◆ **WHAT TO DO**
Write the records out again, exactly as they stand below.

◆ **Website and app data records**
- - -
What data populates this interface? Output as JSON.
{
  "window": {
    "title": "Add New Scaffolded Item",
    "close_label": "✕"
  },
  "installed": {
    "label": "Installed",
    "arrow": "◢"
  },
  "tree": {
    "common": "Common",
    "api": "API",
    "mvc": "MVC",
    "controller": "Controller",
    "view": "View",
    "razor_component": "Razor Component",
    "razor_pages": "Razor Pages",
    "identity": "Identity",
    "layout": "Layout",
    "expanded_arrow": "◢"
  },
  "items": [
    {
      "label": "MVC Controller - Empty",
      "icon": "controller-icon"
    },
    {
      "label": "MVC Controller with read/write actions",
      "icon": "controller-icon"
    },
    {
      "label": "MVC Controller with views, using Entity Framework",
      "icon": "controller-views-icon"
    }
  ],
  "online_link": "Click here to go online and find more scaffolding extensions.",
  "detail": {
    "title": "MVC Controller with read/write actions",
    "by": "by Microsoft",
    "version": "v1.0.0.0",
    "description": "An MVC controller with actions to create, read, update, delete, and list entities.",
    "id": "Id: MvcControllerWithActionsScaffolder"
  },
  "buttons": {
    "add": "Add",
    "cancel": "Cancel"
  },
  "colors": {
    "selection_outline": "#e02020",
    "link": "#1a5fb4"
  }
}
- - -
◆ **RESULT BELOW**
What data populates this interface? Output as JSON.
{
  "window": {
    "title": "Add New Scaffolded Item",
    "close_label": "✕"
  },
  "installed": {
    "label": "Installed",
    "arrow": "◢"
  },
  "tree": {
    "common": "Common",
    "api": "API",
    "mvc": "MVC",
    "controller": "Controller",
    "view": "View",
    "razor_component": "Razor Component",
    "razor_pages": "Razor Pages",
    "identity": "Identity",
    "layout": "Layout",
    "expanded_arrow": "◢"
  },
  "items": [
    {
      "label": "MVC Controller - Empty",
      "icon": "controller-icon"
    },
    {
      "label": "MVC Controller with read/write actions",
      "icon": "controller-icon"
    },
    {
      "label": "MVC Controller with views, using Entity Framework",
      "icon": "controller-views-icon"
    }
  ],
  "online_link": "Click here to go online and find more scaffolding extensions.",
  "detail": {
    "title": "MVC Controller with read/write actions",
    "by": "by Microsoft",
    "version": "v1.0.0.0",
    "description": "An MVC controller with actions to create, read, update, delete, and list entities.",
    "id": "Id: MvcControllerWithActionsScaffolder"
  },
  "buttons": {
    "add": "Add",
    "cancel": "Cancel"
  },
  "colors": {
    "selection_outline": "#e02020",
    "link": "#1a5fb4"
  }
}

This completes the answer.